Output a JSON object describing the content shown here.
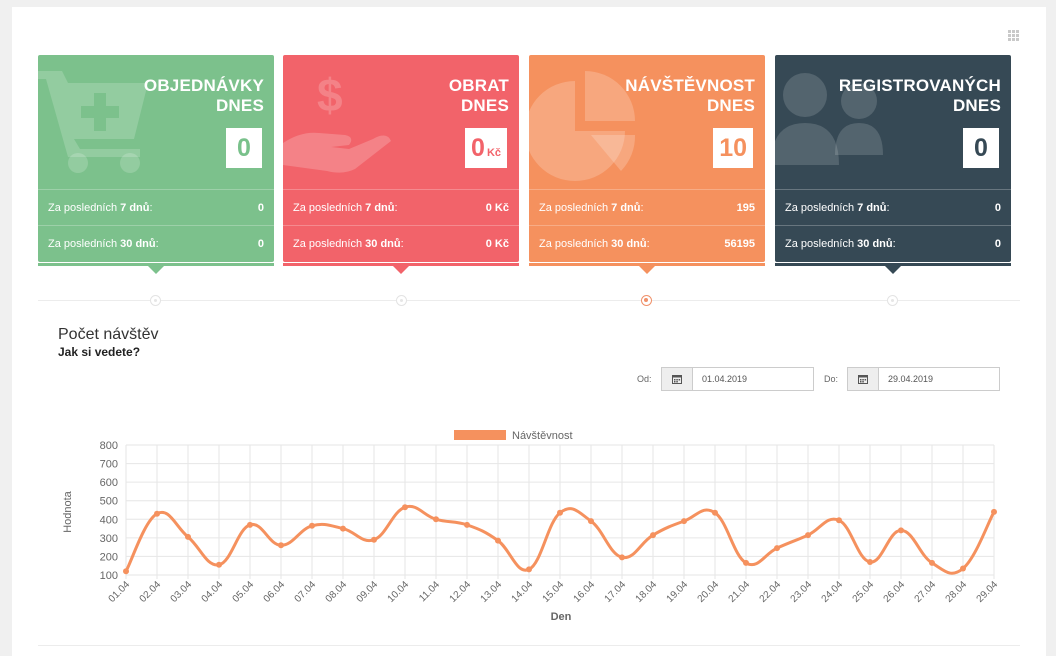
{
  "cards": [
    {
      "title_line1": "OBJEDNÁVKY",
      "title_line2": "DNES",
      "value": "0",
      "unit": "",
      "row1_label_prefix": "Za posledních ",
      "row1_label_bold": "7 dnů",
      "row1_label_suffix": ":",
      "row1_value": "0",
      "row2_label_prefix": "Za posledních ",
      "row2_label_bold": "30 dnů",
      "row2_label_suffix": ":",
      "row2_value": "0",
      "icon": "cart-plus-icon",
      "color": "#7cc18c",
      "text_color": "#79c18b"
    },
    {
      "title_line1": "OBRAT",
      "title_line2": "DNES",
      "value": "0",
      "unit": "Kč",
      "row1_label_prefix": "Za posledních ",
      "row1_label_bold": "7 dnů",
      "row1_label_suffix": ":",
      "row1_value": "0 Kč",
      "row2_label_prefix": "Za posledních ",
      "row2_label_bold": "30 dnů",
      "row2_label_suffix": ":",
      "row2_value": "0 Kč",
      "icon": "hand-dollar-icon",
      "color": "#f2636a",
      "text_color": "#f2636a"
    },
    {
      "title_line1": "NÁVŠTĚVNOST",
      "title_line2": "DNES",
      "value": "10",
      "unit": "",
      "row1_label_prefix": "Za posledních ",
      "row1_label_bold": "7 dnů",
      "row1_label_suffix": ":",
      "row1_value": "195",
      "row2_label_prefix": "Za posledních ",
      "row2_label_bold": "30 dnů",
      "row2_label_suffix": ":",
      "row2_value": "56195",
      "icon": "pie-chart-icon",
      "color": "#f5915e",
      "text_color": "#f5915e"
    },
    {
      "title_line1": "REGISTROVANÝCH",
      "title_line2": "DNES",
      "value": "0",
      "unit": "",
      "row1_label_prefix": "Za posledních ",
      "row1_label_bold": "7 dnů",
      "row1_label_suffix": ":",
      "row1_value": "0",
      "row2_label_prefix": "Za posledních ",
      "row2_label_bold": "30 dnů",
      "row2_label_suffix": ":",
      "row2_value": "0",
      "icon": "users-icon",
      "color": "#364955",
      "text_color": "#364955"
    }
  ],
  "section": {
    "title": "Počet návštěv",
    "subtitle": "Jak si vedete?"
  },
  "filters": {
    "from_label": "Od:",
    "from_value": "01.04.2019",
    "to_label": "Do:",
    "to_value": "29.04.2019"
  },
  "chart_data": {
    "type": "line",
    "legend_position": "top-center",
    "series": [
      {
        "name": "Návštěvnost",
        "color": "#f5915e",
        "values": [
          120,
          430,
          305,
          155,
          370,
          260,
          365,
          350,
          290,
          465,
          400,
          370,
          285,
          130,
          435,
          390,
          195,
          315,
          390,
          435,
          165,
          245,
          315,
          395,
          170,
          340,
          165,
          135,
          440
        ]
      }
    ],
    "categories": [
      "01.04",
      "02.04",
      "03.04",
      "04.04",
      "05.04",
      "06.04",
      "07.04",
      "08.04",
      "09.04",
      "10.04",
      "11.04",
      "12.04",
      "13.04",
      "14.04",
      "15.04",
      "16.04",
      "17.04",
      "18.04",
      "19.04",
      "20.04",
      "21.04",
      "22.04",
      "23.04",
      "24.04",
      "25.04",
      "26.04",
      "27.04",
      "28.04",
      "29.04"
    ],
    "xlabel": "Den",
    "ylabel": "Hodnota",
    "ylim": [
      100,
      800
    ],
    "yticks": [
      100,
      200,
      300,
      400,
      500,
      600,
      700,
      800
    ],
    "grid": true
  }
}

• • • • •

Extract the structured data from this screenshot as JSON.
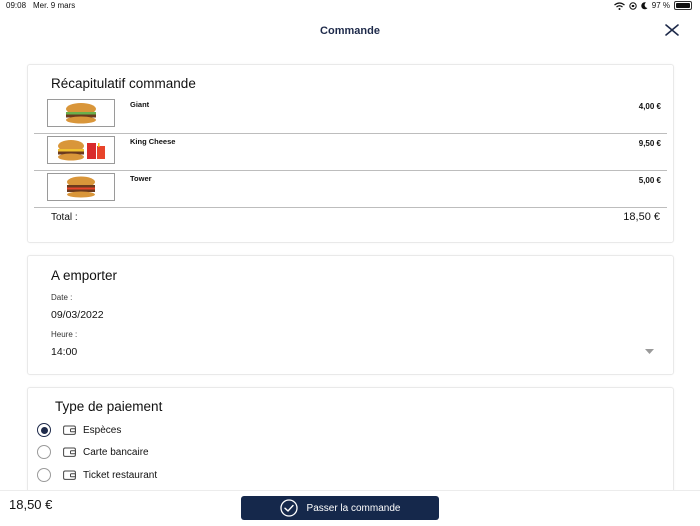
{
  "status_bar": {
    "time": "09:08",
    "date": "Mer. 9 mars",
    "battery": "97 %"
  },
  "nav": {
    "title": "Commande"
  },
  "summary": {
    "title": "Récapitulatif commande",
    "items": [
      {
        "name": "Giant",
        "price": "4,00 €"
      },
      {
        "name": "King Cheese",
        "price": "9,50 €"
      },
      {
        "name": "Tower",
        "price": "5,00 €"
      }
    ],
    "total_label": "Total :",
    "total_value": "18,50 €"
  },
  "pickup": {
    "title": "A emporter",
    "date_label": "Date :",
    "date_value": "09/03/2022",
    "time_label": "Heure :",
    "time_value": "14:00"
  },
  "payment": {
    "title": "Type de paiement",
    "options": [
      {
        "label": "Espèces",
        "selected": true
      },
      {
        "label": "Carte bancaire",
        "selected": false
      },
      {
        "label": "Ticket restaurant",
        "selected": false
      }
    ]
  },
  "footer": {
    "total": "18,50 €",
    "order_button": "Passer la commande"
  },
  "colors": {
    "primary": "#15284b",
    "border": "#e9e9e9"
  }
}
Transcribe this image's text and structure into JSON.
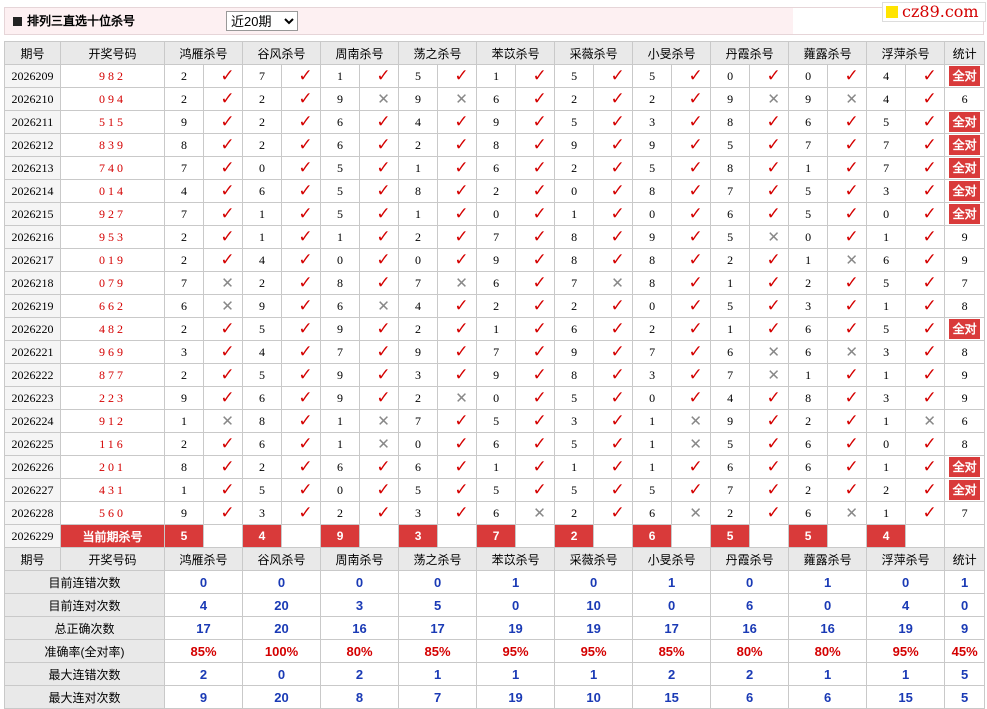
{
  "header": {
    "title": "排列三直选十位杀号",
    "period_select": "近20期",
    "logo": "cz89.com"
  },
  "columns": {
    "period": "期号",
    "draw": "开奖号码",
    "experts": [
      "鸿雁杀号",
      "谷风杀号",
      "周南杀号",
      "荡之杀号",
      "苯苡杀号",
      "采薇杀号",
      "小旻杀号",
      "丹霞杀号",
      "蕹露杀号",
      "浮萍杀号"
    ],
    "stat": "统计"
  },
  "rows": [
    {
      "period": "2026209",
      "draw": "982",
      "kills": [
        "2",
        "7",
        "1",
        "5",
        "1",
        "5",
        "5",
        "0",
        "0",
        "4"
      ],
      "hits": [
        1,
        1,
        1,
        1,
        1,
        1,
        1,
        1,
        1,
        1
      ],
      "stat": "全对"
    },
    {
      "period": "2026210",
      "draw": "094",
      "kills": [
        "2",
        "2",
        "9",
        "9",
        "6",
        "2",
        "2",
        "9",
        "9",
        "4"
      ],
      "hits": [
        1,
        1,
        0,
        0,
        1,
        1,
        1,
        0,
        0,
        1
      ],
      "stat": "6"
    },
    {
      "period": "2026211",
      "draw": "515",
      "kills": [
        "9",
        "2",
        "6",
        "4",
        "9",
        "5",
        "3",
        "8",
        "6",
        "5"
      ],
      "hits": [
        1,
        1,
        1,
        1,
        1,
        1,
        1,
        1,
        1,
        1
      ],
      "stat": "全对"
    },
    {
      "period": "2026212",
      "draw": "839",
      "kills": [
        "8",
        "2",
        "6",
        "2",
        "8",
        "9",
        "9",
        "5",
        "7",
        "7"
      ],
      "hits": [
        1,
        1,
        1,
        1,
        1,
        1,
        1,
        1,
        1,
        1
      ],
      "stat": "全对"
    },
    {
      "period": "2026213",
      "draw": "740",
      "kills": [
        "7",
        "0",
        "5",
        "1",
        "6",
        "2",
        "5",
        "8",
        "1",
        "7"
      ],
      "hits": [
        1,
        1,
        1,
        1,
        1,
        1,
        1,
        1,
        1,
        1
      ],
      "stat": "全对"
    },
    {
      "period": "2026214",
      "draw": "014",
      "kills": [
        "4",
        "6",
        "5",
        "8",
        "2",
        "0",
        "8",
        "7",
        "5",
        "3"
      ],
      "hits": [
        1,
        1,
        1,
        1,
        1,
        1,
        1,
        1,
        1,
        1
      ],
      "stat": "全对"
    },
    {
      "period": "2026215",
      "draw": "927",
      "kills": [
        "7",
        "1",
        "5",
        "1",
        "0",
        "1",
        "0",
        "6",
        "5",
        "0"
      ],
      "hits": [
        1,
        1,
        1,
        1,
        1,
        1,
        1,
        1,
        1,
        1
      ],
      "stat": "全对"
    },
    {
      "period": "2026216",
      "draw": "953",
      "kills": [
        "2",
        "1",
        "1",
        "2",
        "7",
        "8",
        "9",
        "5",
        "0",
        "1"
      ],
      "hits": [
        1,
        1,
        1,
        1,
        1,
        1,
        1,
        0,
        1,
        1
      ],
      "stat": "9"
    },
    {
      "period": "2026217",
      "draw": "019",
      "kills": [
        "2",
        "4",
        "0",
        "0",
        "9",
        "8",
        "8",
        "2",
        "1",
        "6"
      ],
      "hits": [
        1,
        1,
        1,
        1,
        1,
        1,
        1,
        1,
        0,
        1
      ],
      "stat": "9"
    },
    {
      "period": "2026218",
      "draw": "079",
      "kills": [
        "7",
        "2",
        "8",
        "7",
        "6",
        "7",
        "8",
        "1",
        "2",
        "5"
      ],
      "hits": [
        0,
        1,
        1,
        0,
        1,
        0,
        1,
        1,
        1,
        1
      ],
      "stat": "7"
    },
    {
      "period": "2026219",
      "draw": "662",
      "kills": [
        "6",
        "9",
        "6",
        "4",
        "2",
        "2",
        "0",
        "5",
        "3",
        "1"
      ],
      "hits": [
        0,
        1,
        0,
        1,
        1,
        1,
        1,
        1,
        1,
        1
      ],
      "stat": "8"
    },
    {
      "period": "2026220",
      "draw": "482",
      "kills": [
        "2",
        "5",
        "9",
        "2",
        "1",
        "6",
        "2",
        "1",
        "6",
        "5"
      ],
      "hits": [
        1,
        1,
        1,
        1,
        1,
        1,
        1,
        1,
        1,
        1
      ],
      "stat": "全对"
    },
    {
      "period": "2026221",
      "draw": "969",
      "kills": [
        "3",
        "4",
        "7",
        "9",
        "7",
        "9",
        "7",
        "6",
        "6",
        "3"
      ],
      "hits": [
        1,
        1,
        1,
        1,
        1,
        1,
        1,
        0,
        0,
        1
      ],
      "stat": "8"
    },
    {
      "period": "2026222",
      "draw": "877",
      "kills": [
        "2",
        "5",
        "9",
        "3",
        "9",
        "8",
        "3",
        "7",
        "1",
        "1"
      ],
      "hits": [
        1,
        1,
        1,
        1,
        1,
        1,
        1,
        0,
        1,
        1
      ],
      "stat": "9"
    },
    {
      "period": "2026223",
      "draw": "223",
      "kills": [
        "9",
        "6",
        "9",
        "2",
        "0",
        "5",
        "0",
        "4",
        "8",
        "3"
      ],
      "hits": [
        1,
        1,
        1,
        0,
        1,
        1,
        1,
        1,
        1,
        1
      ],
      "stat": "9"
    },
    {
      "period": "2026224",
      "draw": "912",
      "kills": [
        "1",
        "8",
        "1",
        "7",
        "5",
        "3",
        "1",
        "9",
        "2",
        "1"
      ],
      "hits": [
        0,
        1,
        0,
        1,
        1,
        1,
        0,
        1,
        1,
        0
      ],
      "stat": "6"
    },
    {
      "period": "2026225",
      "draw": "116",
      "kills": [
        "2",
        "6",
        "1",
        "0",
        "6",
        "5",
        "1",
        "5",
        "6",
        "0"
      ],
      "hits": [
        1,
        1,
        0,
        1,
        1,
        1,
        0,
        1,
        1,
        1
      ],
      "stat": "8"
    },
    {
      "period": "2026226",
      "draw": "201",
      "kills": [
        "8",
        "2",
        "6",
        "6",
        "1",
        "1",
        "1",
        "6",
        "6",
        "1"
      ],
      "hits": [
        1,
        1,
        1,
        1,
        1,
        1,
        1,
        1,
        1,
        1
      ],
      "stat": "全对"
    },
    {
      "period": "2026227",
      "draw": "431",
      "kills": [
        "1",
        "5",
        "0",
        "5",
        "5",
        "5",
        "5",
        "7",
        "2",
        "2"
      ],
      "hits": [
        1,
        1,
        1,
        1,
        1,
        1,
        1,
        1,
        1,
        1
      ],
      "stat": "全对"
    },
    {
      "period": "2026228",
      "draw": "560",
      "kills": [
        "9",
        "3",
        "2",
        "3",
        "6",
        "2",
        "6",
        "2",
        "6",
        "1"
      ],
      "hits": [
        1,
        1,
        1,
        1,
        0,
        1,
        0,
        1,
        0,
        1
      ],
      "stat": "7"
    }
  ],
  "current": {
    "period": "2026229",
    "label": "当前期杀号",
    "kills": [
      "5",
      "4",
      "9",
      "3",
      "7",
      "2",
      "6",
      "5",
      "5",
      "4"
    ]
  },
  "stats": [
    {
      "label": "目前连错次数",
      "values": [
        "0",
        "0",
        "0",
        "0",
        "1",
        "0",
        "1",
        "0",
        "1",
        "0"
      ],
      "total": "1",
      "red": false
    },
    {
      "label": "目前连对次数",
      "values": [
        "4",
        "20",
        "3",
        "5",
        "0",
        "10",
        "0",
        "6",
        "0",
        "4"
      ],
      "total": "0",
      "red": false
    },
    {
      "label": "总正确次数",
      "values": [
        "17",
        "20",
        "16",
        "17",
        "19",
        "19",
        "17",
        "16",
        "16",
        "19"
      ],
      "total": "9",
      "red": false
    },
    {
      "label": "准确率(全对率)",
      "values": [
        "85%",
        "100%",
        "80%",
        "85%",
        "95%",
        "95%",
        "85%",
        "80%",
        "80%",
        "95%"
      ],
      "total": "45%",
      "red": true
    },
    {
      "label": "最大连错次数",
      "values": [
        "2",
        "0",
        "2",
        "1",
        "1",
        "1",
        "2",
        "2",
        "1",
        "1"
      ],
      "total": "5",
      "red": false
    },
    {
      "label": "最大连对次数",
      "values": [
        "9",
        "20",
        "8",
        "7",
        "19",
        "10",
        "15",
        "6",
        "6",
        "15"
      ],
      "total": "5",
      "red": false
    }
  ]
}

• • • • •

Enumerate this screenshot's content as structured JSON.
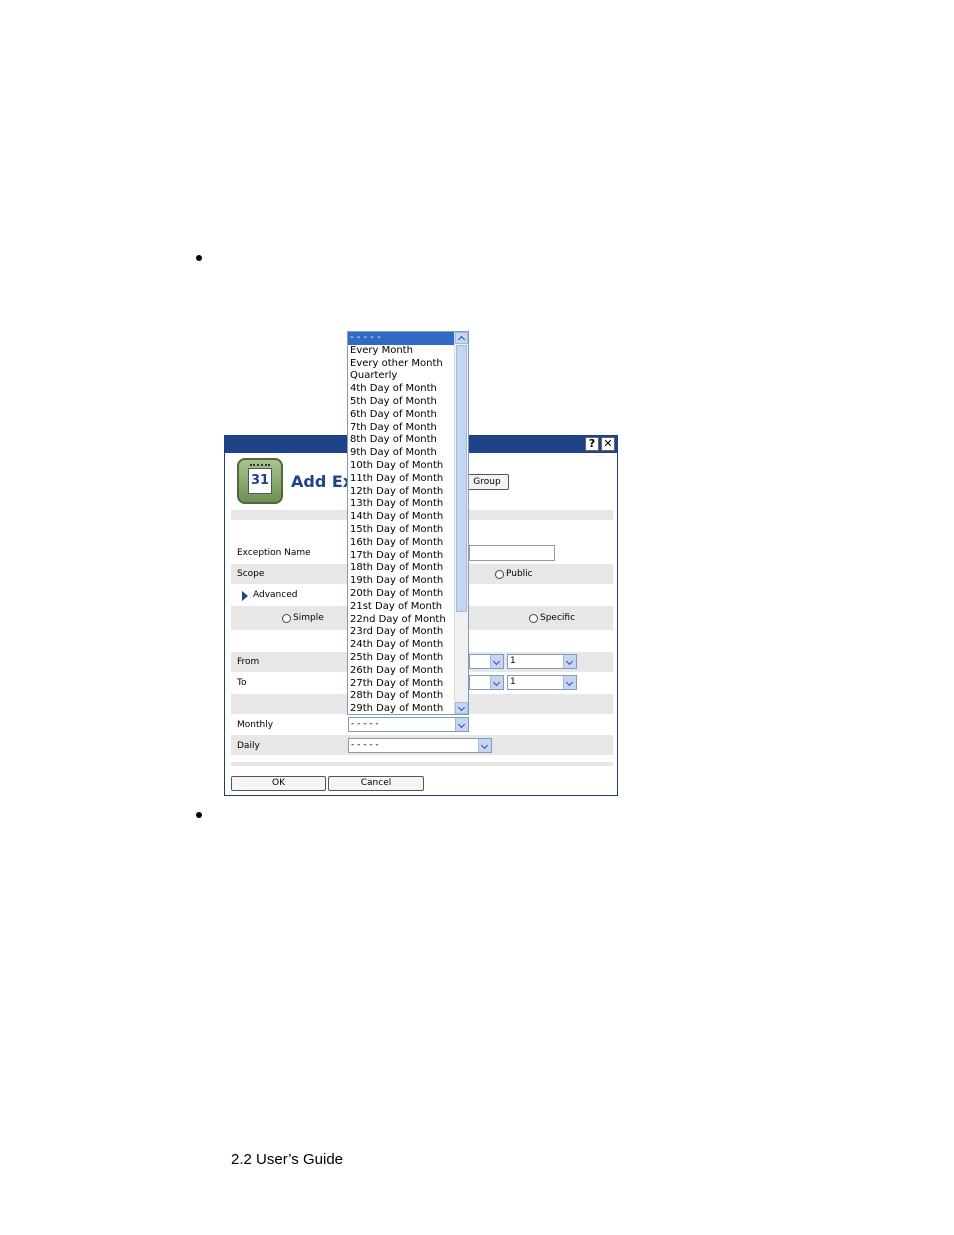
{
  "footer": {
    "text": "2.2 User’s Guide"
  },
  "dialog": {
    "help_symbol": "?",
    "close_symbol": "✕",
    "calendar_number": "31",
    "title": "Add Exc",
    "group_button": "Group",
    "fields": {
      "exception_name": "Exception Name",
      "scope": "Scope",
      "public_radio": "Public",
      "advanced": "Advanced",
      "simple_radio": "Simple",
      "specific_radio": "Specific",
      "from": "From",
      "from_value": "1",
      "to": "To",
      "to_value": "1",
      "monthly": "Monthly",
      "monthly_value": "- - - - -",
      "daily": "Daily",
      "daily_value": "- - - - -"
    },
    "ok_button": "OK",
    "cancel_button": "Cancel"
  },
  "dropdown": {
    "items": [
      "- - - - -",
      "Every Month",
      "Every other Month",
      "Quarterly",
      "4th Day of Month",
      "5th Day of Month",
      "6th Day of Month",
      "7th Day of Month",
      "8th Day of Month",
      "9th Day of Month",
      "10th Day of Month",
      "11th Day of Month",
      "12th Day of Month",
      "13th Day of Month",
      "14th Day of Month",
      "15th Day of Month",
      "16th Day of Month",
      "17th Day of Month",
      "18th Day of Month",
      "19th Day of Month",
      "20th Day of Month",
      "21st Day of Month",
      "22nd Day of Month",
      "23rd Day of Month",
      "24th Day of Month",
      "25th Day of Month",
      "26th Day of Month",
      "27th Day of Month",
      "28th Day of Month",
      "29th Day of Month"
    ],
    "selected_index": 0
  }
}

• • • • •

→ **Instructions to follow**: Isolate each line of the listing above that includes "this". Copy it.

→ **Task response**:
Extract the structured data from this screenshot as JSON.
Transcribe this image's text and structure into JSON.
Enumerate this screenshot's content as structured JSON.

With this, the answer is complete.